What you should do: The records underneath are to be printed in full and exactly, with no pictures carried over.

Available data:

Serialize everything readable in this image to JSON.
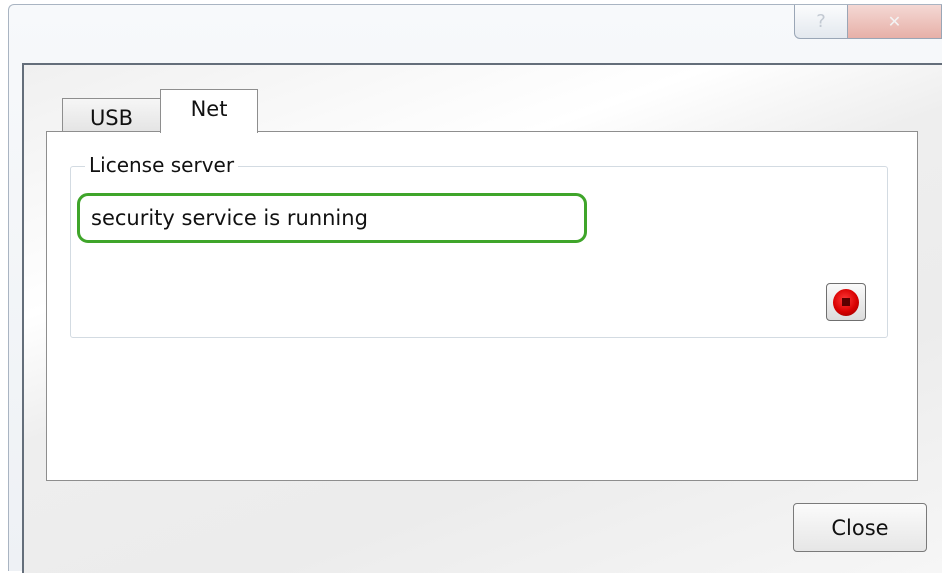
{
  "titlebar": {
    "help_glyph": "?",
    "close_glyph": "✕"
  },
  "tabs": [
    {
      "label": "USB",
      "selected": false
    },
    {
      "label": "Net",
      "selected": true
    }
  ],
  "license_server": {
    "group_label": "License server",
    "status_text": "security service is running",
    "status_highlight_color": "#3fa52a",
    "stop_icon": "stop-record-icon",
    "stop_color": "#d80000"
  },
  "footer": {
    "close_label": "Close"
  }
}
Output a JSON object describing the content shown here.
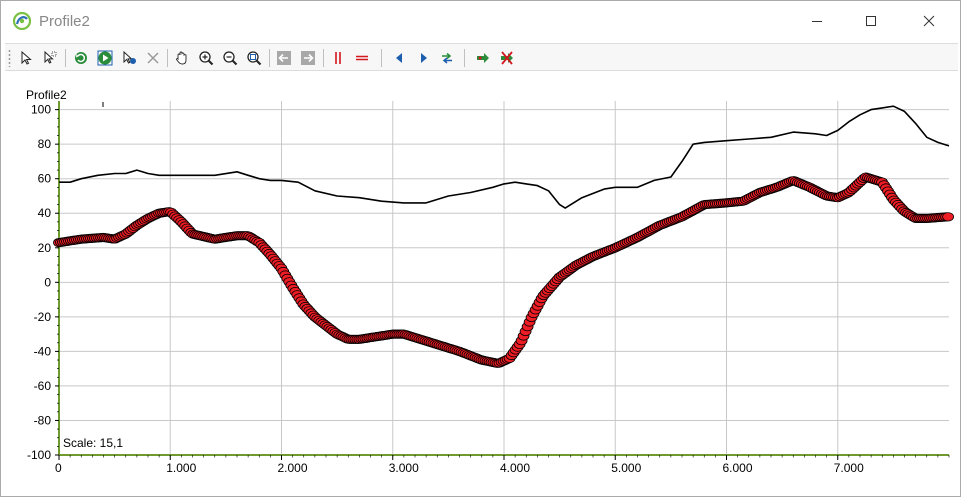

Response to this task:
Serialize everything readable in this image to JSON.
{
  "titlebar": {
    "help_glyph": "?",
    "close_glyph": "✕"
  },
  "tabs": [
    {
      "label": "USB",
      "selected": false
    },
    {
      "label": "Net",
      "selected": true
    }
  ],
  "license_server": {
    "group_label": "License server",
    "status_text": "security service is running",
    "status_highlight_color": "#3fa52a",
    "stop_icon": "stop-record-icon",
    "stop_color": "#d80000"
  },
  "footer": {
    "close_label": "Close"
  }
}
Output a JSON object describing the content shown here.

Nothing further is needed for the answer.